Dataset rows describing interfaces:
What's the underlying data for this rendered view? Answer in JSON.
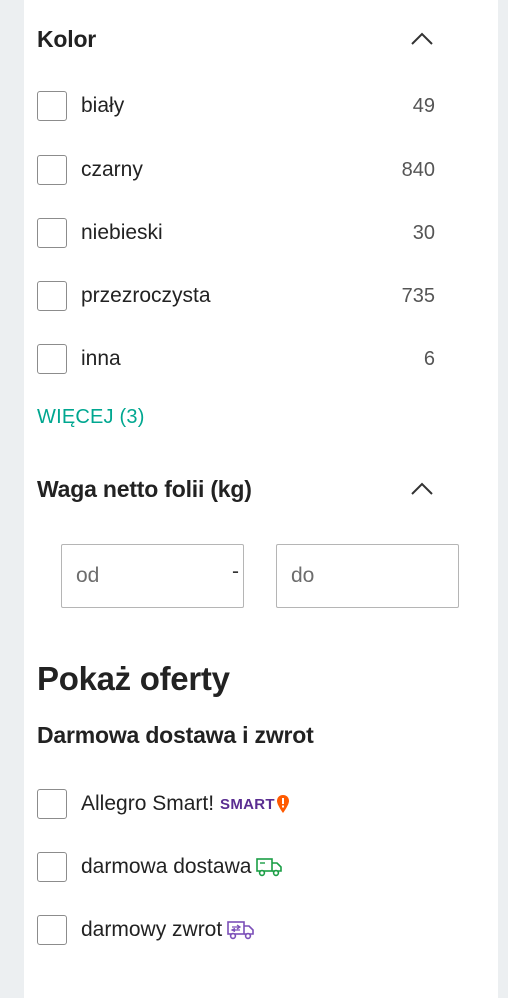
{
  "color_filter": {
    "title": "Kolor",
    "options": [
      {
        "label": "biały",
        "count": "49"
      },
      {
        "label": "czarny",
        "count": "840"
      },
      {
        "label": "niebieski",
        "count": "30"
      },
      {
        "label": "przezroczysta",
        "count": "735"
      },
      {
        "label": "inna",
        "count": "6"
      }
    ],
    "more_label": "WIĘCEJ (3)"
  },
  "weight_filter": {
    "title": "Waga netto folii (kg)",
    "from_placeholder": "od",
    "to_placeholder": "do",
    "separator": "-"
  },
  "offers": {
    "title": "Pokaż oferty",
    "subtitle": "Darmowa dostawa i zwrot",
    "options": [
      {
        "label": "Allegro Smart!",
        "badge": "SMART"
      },
      {
        "label": "darmowa dostawa",
        "icon": "delivery-truck-icon"
      },
      {
        "label": "darmowy zwrot",
        "icon": "return-truck-icon"
      }
    ]
  },
  "colors": {
    "accent": "#00a790",
    "smart_purple": "#5a2d91",
    "smart_orange": "#ff5a00",
    "delivery_green": "#1a9e45",
    "return_purple": "#7b4fb8"
  }
}
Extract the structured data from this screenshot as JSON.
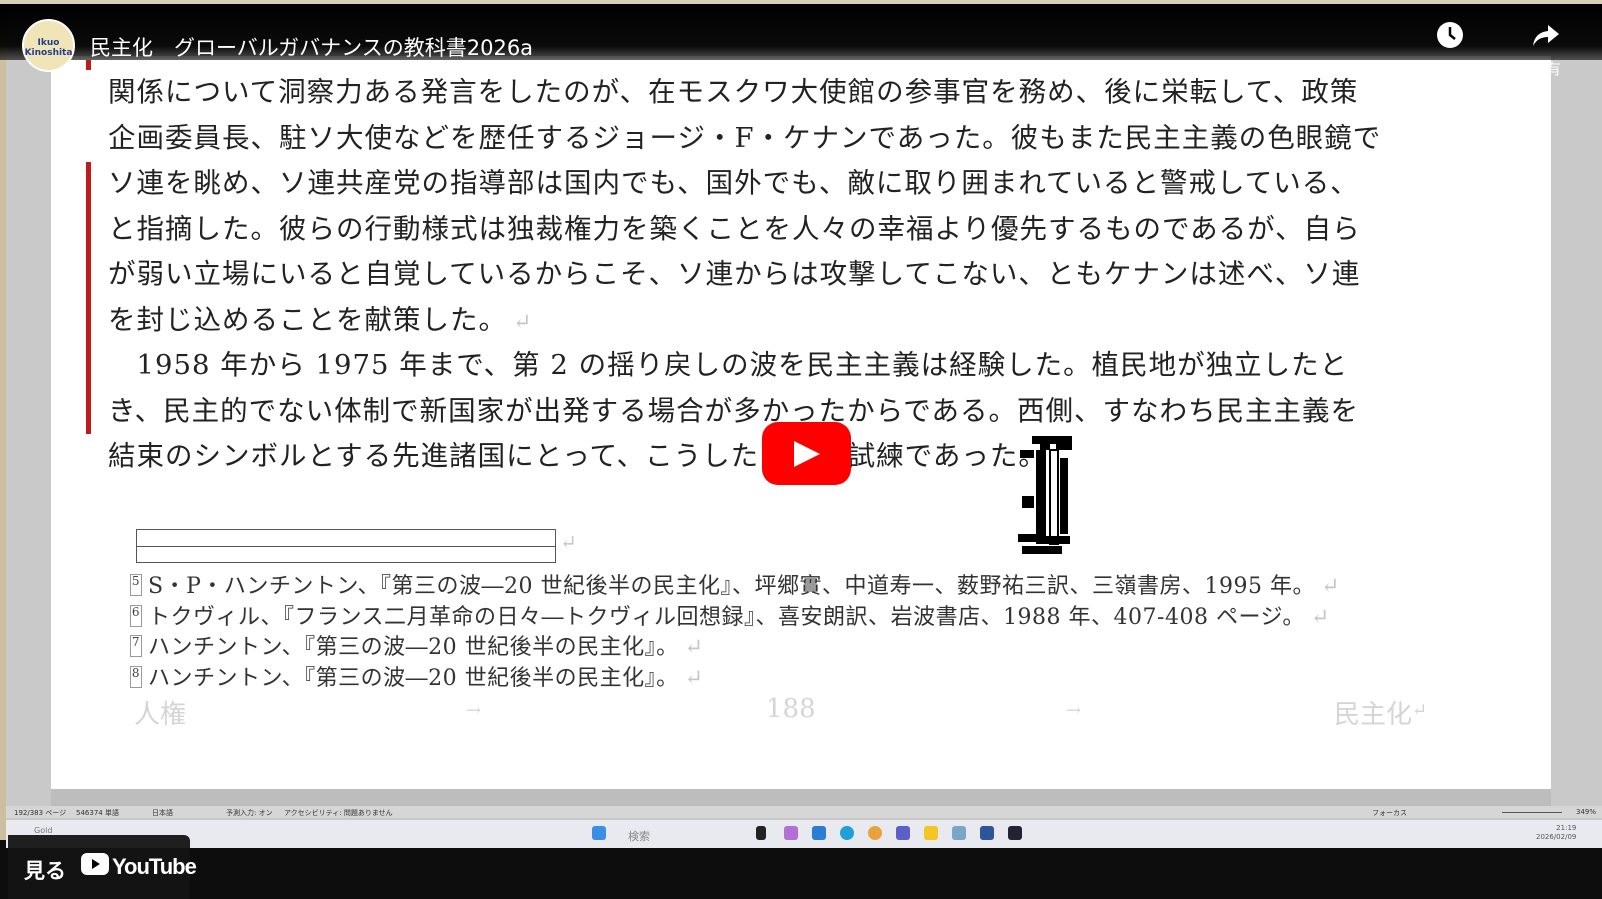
{
  "youtube": {
    "channel_avatar_text": "Ikuo Kinoshita",
    "video_title": "民主化　グローバルガバナンスの教科書2026a",
    "watch_later_label": "後で見る",
    "share_label": "共有",
    "watch_on_label": "見る",
    "youtube_wordmark": "YouTube"
  },
  "document": {
    "lines": [
      "関係について洞察力ある発言をしたのが、在モスクワ大使館の参事官を務め、後に栄転して、政策",
      "企画委員長、駐ソ大使などを歴任するジョージ・F・ケナンであった。彼もまた民主主義の色眼鏡で",
      "ソ連を眺め、ソ連共産党の指導部は国内でも、国外でも、敵に取り囲まれていると警戒している、",
      "と指摘した。彼らの行動様式は独裁権力を築くことを人々の幸福より優先するものであるが、自ら",
      "が弱い立場にいると自覚しているからこそ、ソ連からは攻撃してこない、ともケナンは述べ、ソ連",
      "を封じ込めることを献策した。",
      "　1958 年から 1975 年まで、第 2 の揺り戻しの波を民主主義は経験した。植民地が独立したと",
      "き、民主的でない体制で新国家が出発する場合が多かったからである。西側、すなわち民主主義を",
      "結束のシンボルとする先進諸国にとって、こうした",
      "は試練であった。"
    ],
    "footnotes": [
      {
        "num": "5",
        "text": "S・P・ハンチントン、『第三の波―20 世紀後半の民主化』、坪郷實、中道寿一、薮野祐三訳、三嶺書房、1995 年。"
      },
      {
        "num": "6",
        "text": "トクヴィル、『フランス二月革命の日々―トクヴィル回想録』、喜安朗訳、岩波書店、1988 年、407-408 ページ。"
      },
      {
        "num": "7",
        "text": "ハンチントン、『第三の波―20 世紀後半の民主化』。"
      },
      {
        "num": "8",
        "text": "ハンチントン、『第三の波―20 世紀後半の民主化』。"
      }
    ],
    "footer_left": "人権",
    "footer_page": "188",
    "footer_right": "民主化",
    "footer_arrow": "→",
    "return_mark": "↵"
  },
  "word_status": {
    "pages": "192/383 ページ",
    "words": "546374 単語",
    "language": "日本語",
    "input": "予測入力: オン",
    "accessibility": "アクセシビリティ: 問題ありません",
    "focus": "フォーカス",
    "zoom": "349%"
  },
  "taskbar": {
    "search_placeholder": "検索",
    "gold_label": "Gold",
    "time": "21:19",
    "date": "2026/02/09"
  },
  "colors": {
    "accent_red": "#ff0000",
    "change_bar": "#c01b1b"
  }
}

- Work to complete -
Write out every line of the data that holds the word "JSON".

- Expected answer -
What's the underlying data for this rendered view? Answer in JSON.
Extract the structured data from this screenshot as JSON.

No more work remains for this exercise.